[Provided entries Boundary: Start]

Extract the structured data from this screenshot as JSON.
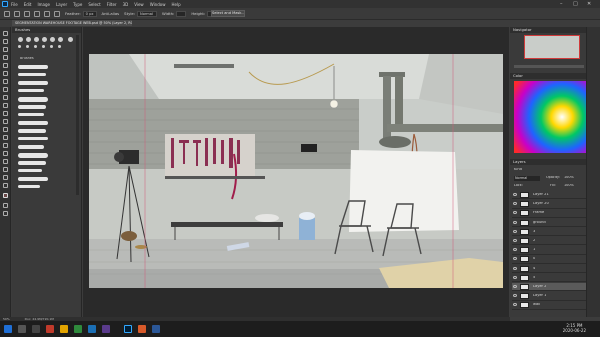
{
  "menubar": {
    "items": [
      "File",
      "Edit",
      "Image",
      "Layer",
      "Type",
      "Select",
      "Filter",
      "3D",
      "View",
      "Window",
      "Help"
    ],
    "window_controls": [
      "–",
      "□",
      "✕"
    ]
  },
  "optbar": {
    "feather_label": "Feather:",
    "feather_value": "0 px",
    "antialias_label": "Anti-alias",
    "style_label": "Style:",
    "style_value": "Normal",
    "width_label": "Width:",
    "height_label": "Height:",
    "select_mask": "Select and Mask..."
  },
  "document": {
    "tab_title": "SEGMENTATION WAREHOUSE FOOTAGE WEB.psd @ 50% (Layer 2, RGB/8) *"
  },
  "brushes_panel": {
    "title": "Brushes",
    "group_label": "Brushes"
  },
  "navigator": {
    "title": "Navigator"
  },
  "color_panel": {
    "title": "Color"
  },
  "layers_panel": {
    "title": "Layers",
    "kind_label": "Kind",
    "blend_mode": "Normal",
    "opacity_label": "Opacity:",
    "opacity_value": "100%",
    "lock_label": "Lock:",
    "fill_label": "Fill:",
    "fill_value": "100%",
    "layers": [
      {
        "name": "Layer 21"
      },
      {
        "name": "Layer 20"
      },
      {
        "name": "Frame"
      },
      {
        "name": "ground"
      },
      {
        "name": "3"
      },
      {
        "name": "2"
      },
      {
        "name": "1"
      },
      {
        "name": "0"
      },
      {
        "name": "4"
      },
      {
        "name": "5"
      },
      {
        "name": "Layer 2"
      },
      {
        "name": "Layer 1"
      },
      {
        "name": "wall"
      }
    ],
    "selected_index": 10
  },
  "status": {
    "zoom": "50%",
    "doc_info": "Doc: 24.9M/720.1M"
  },
  "taskbar": {
    "time": "2:15 PM",
    "date": "2020-06-22"
  },
  "colors": {
    "accent": "#31a8ff",
    "canvas_bg": "#2a2a2a",
    "panel_bg": "#3a3a3a"
  }
}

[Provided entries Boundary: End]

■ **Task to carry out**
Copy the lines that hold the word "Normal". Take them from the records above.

■ **Your response**
    "style_value": "Normal",
    "blend_mode": "Normal",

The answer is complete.